WHAT YOU HAVE TO DO: In full and without deviation, write out the entries that follow.

Source data:
===

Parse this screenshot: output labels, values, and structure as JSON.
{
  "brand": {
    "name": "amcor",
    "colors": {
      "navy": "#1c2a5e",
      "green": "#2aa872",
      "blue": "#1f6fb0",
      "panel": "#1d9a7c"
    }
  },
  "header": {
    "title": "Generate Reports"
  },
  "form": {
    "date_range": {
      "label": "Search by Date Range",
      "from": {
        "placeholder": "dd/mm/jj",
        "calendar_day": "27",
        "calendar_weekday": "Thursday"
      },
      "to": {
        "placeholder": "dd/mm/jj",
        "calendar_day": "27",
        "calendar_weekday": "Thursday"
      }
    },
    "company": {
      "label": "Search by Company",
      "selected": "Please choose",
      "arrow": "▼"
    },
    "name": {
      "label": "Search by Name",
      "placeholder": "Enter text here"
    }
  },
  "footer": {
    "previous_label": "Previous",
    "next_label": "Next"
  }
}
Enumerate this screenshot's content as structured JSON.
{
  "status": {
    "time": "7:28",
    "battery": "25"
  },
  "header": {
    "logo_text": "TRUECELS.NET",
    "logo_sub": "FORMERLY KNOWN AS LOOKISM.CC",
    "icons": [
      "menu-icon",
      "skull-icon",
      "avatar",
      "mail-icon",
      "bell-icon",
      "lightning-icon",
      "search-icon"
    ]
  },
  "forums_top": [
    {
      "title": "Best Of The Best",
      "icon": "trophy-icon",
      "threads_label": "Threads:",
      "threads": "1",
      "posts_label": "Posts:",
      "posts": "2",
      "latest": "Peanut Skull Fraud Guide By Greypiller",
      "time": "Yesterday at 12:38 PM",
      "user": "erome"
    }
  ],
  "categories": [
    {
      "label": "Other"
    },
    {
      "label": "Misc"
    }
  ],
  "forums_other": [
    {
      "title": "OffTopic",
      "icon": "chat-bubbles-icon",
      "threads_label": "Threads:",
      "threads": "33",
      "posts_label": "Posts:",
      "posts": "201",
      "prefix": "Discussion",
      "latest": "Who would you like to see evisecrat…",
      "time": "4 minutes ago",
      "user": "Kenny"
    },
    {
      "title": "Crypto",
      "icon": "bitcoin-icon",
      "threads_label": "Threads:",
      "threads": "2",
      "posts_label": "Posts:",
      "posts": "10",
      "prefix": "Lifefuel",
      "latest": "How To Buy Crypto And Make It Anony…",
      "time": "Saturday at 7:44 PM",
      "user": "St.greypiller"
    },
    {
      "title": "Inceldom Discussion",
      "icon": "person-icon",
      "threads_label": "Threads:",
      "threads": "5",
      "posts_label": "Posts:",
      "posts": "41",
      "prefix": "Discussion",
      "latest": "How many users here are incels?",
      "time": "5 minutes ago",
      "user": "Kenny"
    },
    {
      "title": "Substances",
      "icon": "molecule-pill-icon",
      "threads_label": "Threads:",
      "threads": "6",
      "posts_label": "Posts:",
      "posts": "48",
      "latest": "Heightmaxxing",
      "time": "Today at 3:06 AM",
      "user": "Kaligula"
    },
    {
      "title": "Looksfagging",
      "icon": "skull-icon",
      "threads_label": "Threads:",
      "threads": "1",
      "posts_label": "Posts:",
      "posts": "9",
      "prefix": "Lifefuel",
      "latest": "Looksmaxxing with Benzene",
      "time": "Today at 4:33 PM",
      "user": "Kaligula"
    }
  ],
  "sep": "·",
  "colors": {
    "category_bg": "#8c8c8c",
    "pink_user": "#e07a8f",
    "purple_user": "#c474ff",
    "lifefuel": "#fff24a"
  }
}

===

SOLUTION FOR THIS TASK:
Parse this screenshot: output labels, values, and structure as JSON.
{
  "brand": {
    "name": "amcor",
    "colors": {
      "navy": "#1c2a5e",
      "green": "#2aa872",
      "blue": "#1f6fb0",
      "panel": "#1d9a7c"
    }
  },
  "header": {
    "title": "Generate Reports"
  },
  "form": {
    "date_range": {
      "label": "Search by Date Range",
      "from": {
        "placeholder": "dd/mm/jj",
        "calendar_day": "27",
        "calendar_weekday": "Thursday"
      },
      "to": {
        "placeholder": "dd/mm/jj",
        "calendar_day": "27",
        "calendar_weekday": "Thursday"
      }
    },
    "company": {
      "label": "Search by Company",
      "selected": "Please choose",
      "arrow": "▼"
    },
    "name": {
      "label": "Search by Name",
      "placeholder": "Enter text here"
    }
  },
  "footer": {
    "previous_label": "Previous",
    "next_label": "Next"
  }
}
Enumerate this screenshot's content as structured JSON.
{
  "status": {
    "time": "7:28",
    "battery": "25"
  },
  "header": {
    "logo_text": "TRUECELS.NET",
    "logo_sub": "FORMERLY KNOWN AS LOOKISM.CC",
    "icons": [
      "menu-icon",
      "skull-icon",
      "avatar",
      "mail-icon",
      "bell-icon",
      "lightning-icon",
      "search-icon"
    ]
  },
  "forums_top": [
    {
      "title": "Best Of The Best",
      "icon": "trophy-icon",
      "threads_label": "Threads:",
      "threads": "1",
      "posts_label": "Posts:",
      "posts": "2",
      "latest": "Peanut Skull Fraud Guide By Greypiller",
      "time": "Yesterday at 12:38 PM",
      "user": "erome"
    }
  ],
  "categories": [
    {
      "label": "Other"
    },
    {
      "label": "Misc"
    }
  ],
  "forums_other": [
    {
      "title": "OffTopic",
      "icon": "chat-bubbles-icon",
      "threads_label": "Threads:",
      "threads": "33",
      "posts_label": "Posts:",
      "posts": "201",
      "prefix": "Discussion",
      "latest": "Who would you like to see evisecrat…",
      "time": "4 minutes ago",
      "user": "Kenny"
    },
    {
      "title": "Crypto",
      "icon": "bitcoin-icon",
      "threads_label": "Threads:",
      "threads": "2",
      "posts_label": "Posts:",
      "posts": "10",
      "prefix": "Lifefuel",
      "latest": "How To Buy Crypto And Make It Anony…",
      "time": "Saturday at 7:44 PM",
      "user": "St.greypiller"
    },
    {
      "title": "Inceldom Discussion",
      "icon": "person-icon",
      "threads_label": "Threads:",
      "threads": "5",
      "posts_label": "Posts:",
      "posts": "41",
      "prefix": "Discussion",
      "latest": "How many users here are incels?",
      "time": "5 minutes ago",
      "user": "Kenny"
    },
    {
      "title": "Substances",
      "icon": "molecule-pill-icon",
      "threads_label": "Threads:",
      "threads": "6",
      "posts_label": "Posts:",
      "posts": "48",
      "latest": "Heightmaxxing",
      "time": "Today at 3:06 AM",
      "user": "Kaligula"
    },
    {
      "title": "Looksfagging",
      "icon": "skull-icon",
      "threads_label": "Threads:",
      "threads": "1",
      "posts_label": "Posts:",
      "posts": "9",
      "prefix": "Lifefuel",
      "latest": "Looksmaxxing with Benzene",
      "time": "Today at 4:33 PM",
      "user": "Kaligula"
    }
  ],
  "sep": "·",
  "colors": {
    "category_bg": "#8c8c8c",
    "pink_user": "#e07a8f",
    "purple_user": "#c474ff",
    "lifefuel": "#fff24a"
  }
}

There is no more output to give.